After “so much pain and sorrow” – a call to end nuclear power.
Beyond Nuclear 1th March 2019 read more »
Fukushima grapples with toxic soil that no one wants. Eight years after the disaster, not a single location will take the millions of cubic metres of radioactive soil that remain. Not even the icy wind blowing in from the coast seems to bother the men in protective masks, helmets and gloves, playing their part in the world’s biggest nuclear cleanup. Away from the public gaze, they remove the latest of the more than 1,000 black sacks filled with radioactive soil and unload their contents into giant sieves. A covered conveyor belt carries the soil to the lip of a huge pit where it is flattened in preparation for the next load. And there it will remain, untouched, for almost three decades. It is repetitive, painstaking work but there is no quick way of addressing arguably the most controversial physical legacy of the triple meltdown that occurred eight years ago at the nearby Fukushima Daiichi nuclear power plant. In the years after the disaster, about 70,000 workers removed topsoil, tree branches, grass and other contaminated material from areas near homes, schools and public buildings in a unprecedented ¥2.9tn (£21bn) drive to reduce radiation to levels that would enable tens of thousands of evacuees to return home. The decontamination operation cleaned generated millions of cubic metres of radioactive soil, packed into bags that carpet large swaths of Fukushima prefecture. Japan’s government has pledged that the soil will moved to the interim storage facility and then, by 2045, to a permanent site outside of Fukushima prefecture as part of a deal with local residents who do not want their communities turned into a nuclear dumping ground. But the government’s blueprint for the soil is unravelling: so far, not a single location has agreed to accommodate the toxic waste. A Greenpeace investigation revealed high levels of radiation in areas that had been declared safe, and accused the government of misleading the international community about the risks faced by returning evacuees and decontamination workers. “Some areas still have significantly high levels of radiation,” said Shaun Burnie, a senior nuclear specialist at Greenpeace Germany who is based in Japan. “They are much higher than background radiation before the accident.” Minoru Ikeda, who took part in the decontamination effort, said workers cut corners to meet strict deadlines. “There were times when we were told to leave the contaminated topsoil and just remove the leaves so we could get everything done on schedule,” he said. “Sometimes we would look at each other as if to say: ‘What on earth are we doing here?’” He was sceptical of official claims that a permanent home would be found the for soil. “I don’t believe for a minute that they will be able to move all that soil out of Fukushima,” he said. “The government has to come up with a plan B.”
Guardian 11th March 2019 read more »
Shutting down Fukushima nuclear plant could cost €648 billion, experts say.
France24 11th March 2019 read more »

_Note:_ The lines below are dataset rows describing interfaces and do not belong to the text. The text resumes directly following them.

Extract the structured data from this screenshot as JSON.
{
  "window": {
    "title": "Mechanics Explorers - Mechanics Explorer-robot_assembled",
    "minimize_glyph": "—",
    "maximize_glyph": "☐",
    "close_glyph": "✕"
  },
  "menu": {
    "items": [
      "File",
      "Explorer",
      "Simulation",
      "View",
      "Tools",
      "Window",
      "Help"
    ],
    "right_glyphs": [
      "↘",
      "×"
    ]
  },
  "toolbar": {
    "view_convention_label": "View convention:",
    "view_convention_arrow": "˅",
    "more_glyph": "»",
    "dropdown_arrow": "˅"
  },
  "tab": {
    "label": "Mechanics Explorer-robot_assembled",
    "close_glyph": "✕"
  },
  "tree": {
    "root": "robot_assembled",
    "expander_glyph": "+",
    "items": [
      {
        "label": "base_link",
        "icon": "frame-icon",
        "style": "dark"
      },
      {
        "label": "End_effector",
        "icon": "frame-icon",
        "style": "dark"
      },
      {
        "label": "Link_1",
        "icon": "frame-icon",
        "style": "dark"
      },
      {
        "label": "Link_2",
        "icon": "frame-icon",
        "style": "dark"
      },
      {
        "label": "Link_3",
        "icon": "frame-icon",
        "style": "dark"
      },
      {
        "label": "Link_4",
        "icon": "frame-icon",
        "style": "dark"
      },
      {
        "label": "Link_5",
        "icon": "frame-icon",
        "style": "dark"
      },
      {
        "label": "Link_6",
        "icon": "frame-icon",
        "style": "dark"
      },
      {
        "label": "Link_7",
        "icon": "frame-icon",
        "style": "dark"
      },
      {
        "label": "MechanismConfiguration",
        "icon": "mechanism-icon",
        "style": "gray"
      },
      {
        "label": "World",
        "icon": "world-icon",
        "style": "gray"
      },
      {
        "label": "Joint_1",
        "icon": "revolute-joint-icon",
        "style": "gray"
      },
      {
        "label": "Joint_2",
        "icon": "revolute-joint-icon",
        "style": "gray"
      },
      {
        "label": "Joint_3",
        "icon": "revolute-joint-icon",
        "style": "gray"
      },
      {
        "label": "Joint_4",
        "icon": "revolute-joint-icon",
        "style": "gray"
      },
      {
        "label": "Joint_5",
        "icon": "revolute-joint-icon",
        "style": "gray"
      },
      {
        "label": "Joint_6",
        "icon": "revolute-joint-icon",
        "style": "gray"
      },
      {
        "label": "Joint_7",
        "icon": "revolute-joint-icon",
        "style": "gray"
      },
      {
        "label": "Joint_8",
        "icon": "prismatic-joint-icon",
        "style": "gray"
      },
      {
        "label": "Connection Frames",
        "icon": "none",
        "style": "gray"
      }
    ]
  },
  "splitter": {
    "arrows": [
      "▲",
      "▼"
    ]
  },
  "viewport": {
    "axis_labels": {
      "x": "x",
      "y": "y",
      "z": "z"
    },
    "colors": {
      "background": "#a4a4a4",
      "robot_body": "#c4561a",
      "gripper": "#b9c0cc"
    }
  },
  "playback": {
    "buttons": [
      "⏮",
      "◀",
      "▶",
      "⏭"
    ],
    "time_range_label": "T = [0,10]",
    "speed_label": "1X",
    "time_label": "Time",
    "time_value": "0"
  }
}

The Fukushima nuclear disaster started on March 11, 2011, and since then is still now ongoing unsolved. The Fukushima nuclear disaster after 8 years is maybe a cold news, but its 3 reactors are still hot and will be still hot for decades and even more, for a very long time, as the technology to stop the fusion of a meltdown corium does not exist, has not been yet invented. Even those specially-made expensive robots cannot handle it, getting rapidly fried after few hours or a couple of days.
Dunrenard 10th March 2019 read more »
Eight years after the Fukushima nuclear accident, the Japanese government ensures that residents do not incur any risk by returning to live in areas where the evacuation order has been lifted, but several NGOs denounce the endangerment of the population.
La Libre 11th March 2019 read more »